The new “tree” and its accompanying rock are actually an art piece by UNH’s own faculty member Joe Smolinski. Aptly named “Tree Turbine,” Smolinski, who works in the University’s Art and Design department, designed the piece back in 2007, and it was last seen at the Massachusetts Museum of Contemporary Art (Mass MoCA) back in 2008 in an exhibit called “Badlands: New Horizons in Landscape,” for which the tree was commissioned.

In an interview with a representative from Mixed Greens Gallery in New York, NY, which, along with the University, supported Smolinski in his creation of “Tree Turbine,” Smolinski said: “Trees continue to permeate my work not only through their religious, political and personal histories, but also as means to question technology and the future of the natural world.”
Back in December, Laura Marsh, the director of the Seton Gallery, UNH’s on-campus art gallery, and an instructor in the Art and Design Department, sent an email out to the campus community explaining the function of “Tree Turbine” and giving some background to its creation by Smolinski.

In her email, Marsh said: “Smolinski’s work stems from an interest in the now-ubiquitous fake trees used to camouflage roadside cell phone towers… Tree Turbine… imagines redesigned wind turbines that finally overcome the aesthetic argument against them as a clean energy source.”

After reading an article in the New York Times about wind power in New England, Smolinski began to research wind power as an alternative energy resource, thus inspiring his project.
After noticing that the primary complaint regarding wind power was that the wind turbines were not aesthetically pleasing, Smolinski decided to create a turbine that was inspired by the design of old cell phone towers that were shaped like trees.

With the help of the Tagliatela College of Engineering, Smolinski created an animated concept video detailing the expectations of the project’s outcome and began working on the project in 2007. Various professors and students in both the Tagliatela College of Engineering and the College of Arts and Sciences assisted Smolinski in the design and assembly of “Tree Turbine,” which opened in May 2008.

While there are many other works of art featured on campus, this is the University’s first kinetic sculpture. Powered solely by electricity generated from wind power, the tree, which can be found in between Celentano and Botwinik Halls, spins and lights up, with the help of its rock generator.

While the “greenness” of “Tree Turbine” (pun intended) is obvious, it has garnered mixed reviews from students. Many students, while initially confused by the sculpture’s sudden appearance on campus, appreciate its intended statement and aesthetic.

“I personally love it,” says junior Sami Higgins, 20. “I think UNH is constantly going above and beyond to stand out and give students and staff the opportunities to showcase their talents and their work and this is a perfect example of that. ‘Tree Turbine’ shows off the talent of one of UNH’s faculty, and it serves a greater purpose by being able to generate enough electricity to light itself.”
Some students, like Mary Perucci, 19, have strong opinions on Tree Turbine and its installation at UNH. “I think the school could have used the money for something the school needed more than [installing] a wind turbine that doesn’t even produce enough energy to do much of anything,” says Perucci.

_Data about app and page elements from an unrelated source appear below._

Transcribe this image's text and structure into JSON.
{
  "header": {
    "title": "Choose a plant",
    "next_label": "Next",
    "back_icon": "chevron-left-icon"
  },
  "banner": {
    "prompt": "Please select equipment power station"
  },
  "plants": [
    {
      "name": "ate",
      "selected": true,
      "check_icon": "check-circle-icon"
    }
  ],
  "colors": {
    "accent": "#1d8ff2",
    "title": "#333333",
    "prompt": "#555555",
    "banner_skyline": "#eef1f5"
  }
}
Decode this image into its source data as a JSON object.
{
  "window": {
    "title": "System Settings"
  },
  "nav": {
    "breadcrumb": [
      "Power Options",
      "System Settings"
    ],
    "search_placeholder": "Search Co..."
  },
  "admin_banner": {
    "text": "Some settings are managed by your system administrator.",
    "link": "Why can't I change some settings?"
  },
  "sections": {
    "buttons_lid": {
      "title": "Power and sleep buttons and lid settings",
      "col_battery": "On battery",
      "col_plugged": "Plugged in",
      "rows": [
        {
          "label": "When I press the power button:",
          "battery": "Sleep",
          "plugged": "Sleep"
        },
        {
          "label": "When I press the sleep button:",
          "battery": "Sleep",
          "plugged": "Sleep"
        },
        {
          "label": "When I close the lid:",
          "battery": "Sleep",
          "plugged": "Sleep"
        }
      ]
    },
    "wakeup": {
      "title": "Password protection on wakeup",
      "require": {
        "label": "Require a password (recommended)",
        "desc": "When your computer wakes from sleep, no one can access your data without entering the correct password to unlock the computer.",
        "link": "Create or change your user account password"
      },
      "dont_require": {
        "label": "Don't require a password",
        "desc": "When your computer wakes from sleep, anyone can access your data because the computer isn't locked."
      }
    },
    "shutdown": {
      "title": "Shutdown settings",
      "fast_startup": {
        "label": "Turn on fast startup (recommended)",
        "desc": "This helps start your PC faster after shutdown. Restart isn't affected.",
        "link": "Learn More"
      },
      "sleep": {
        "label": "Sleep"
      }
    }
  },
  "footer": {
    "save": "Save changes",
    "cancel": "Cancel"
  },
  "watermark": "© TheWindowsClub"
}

Others are less offended by the sculpture. “I don’t think that it’s terrible,” says Celentano Hall resident Michael Quick, 21. “It’s just not very pleasing to look at and I don’t really understand the point of the installation, but it doesn’t make me furious every time I walk past it.”

Regardless, “Tree Turbine” is here to stay, at least for the time being. For more information on the sculpture or Smolinski’s process, feel free to visit

Joe Smolinski and Laura Marsh were contacted and could not be reached for comment in time for the publication of this article.